* [ACTION ITEM]
Produce a faithful copy of the data, one that leaves out the pictures.

--- START ---

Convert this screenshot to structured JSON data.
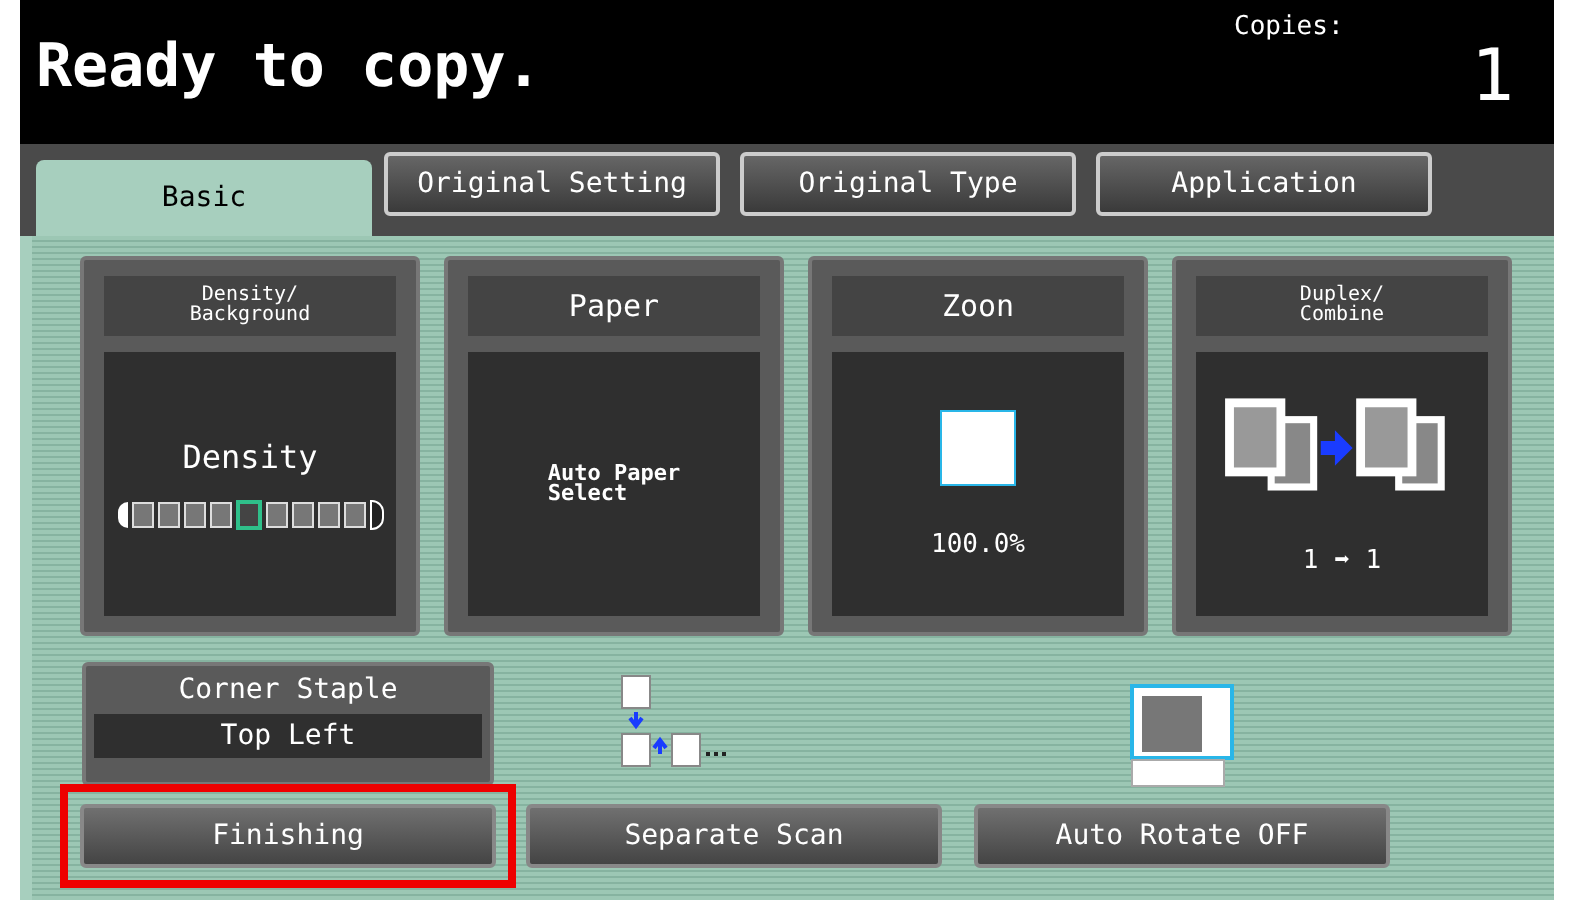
{
  "header": {
    "message": "Ready to copy.",
    "copies_label": "Copies:",
    "copies": "1"
  },
  "tabs": [
    {
      "label": "Basic",
      "selected": true
    },
    {
      "label": "Original Setting",
      "selected": false
    },
    {
      "label": "Original Type",
      "selected": false
    },
    {
      "label": "Application",
      "selected": false
    }
  ],
  "function_keys": [
    {
      "kind": "density",
      "title": "Density/\nBackground",
      "label": "Density",
      "level": 0.5
    },
    {
      "kind": "paper",
      "title": "Paper",
      "label": "Auto Paper\nSelect"
    },
    {
      "kind": "zoom",
      "title": "Zoon",
      "label": "100.0%"
    },
    {
      "kind": "duplex",
      "title": "Duplex/\nCombine",
      "label": "1 ➡ 1"
    }
  ],
  "staple": {
    "title": "Corner Staple",
    "value": "Top Left"
  },
  "buttons": [
    {
      "label": "Finishing",
      "highlighted": true
    },
    {
      "label": "Separate Scan",
      "highlighted": false
    },
    {
      "label": "Auto Rotate OFF",
      "highlighted": false
    }
  ]
}
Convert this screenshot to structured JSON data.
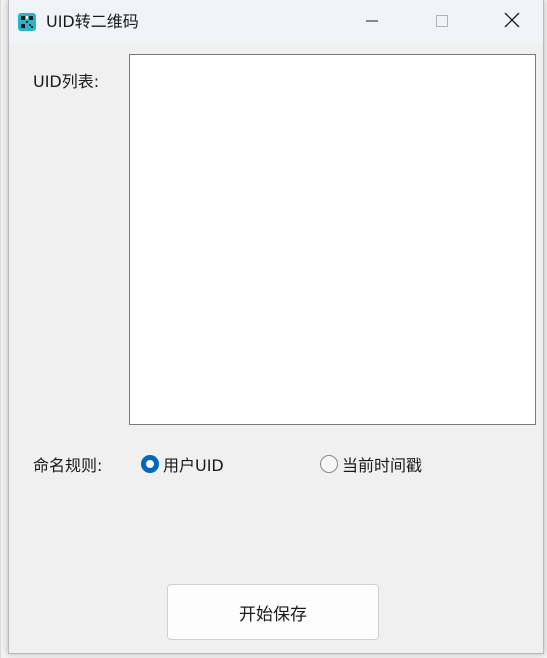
{
  "window": {
    "title": "UID转二维码",
    "icon": "qr-app-icon"
  },
  "titlebar": {
    "minimize_icon": "minimize-icon",
    "maximize_icon": "maximize-icon",
    "close_icon": "close-icon"
  },
  "form": {
    "uid_list_label": "UID列表:",
    "uid_list_value": "",
    "naming_rule_label": "命名规则:",
    "naming_options": [
      {
        "label": "用户UID",
        "selected": true
      },
      {
        "label": "当前时间戳",
        "selected": false
      }
    ],
    "start_button_label": "开始保存"
  },
  "colors": {
    "accent": "#0067c0",
    "window_bg": "#f0f0f0",
    "titlebar_bg": "#f0f4f9"
  }
}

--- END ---

* [OUTPUT FOR THIS EXERCISE]
Convert this screenshot to structured JSON data.
{
  "header": {
    "message": "Ready to copy.",
    "copies_label": "Copies:",
    "copies": "1"
  },
  "tabs": [
    {
      "label": "Basic",
      "selected": true
    },
    {
      "label": "Original Setting",
      "selected": false
    },
    {
      "label": "Original Type",
      "selected": false
    },
    {
      "label": "Application",
      "selected": false
    }
  ],
  "function_keys": [
    {
      "kind": "density",
      "title": "Density/\nBackground",
      "label": "Density",
      "level": 0.5
    },
    {
      "kind": "paper",
      "title": "Paper",
      "label": "Auto Paper\nSelect"
    },
    {
      "kind": "zoom",
      "title": "Zoon",
      "label": "100.0%"
    },
    {
      "kind": "duplex",
      "title": "Duplex/\nCombine",
      "label": "1 ➡ 1"
    }
  ],
  "staple": {
    "title": "Corner Staple",
    "value": "Top Left"
  },
  "buttons": [
    {
      "label": "Finishing",
      "highlighted": true
    },
    {
      "label": "Separate Scan",
      "highlighted": false
    },
    {
      "label": "Auto Rotate OFF",
      "highlighted": false
    }
  ]
}
Convert this screenshot to structured JSON data.
{
  "window": {
    "title": "UID转二维码",
    "icon": "qr-app-icon"
  },
  "titlebar": {
    "minimize_icon": "minimize-icon",
    "maximize_icon": "maximize-icon",
    "close_icon": "close-icon"
  },
  "form": {
    "uid_list_label": "UID列表:",
    "uid_list_value": "",
    "naming_rule_label": "命名规则:",
    "naming_options": [
      {
        "label": "用户UID",
        "selected": true
      },
      {
        "label": "当前时间戳",
        "selected": false
      }
    ],
    "start_button_label": "开始保存"
  },
  "colors": {
    "accent": "#0067c0",
    "window_bg": "#f0f0f0",
    "titlebar_bg": "#f0f4f9"
  }
}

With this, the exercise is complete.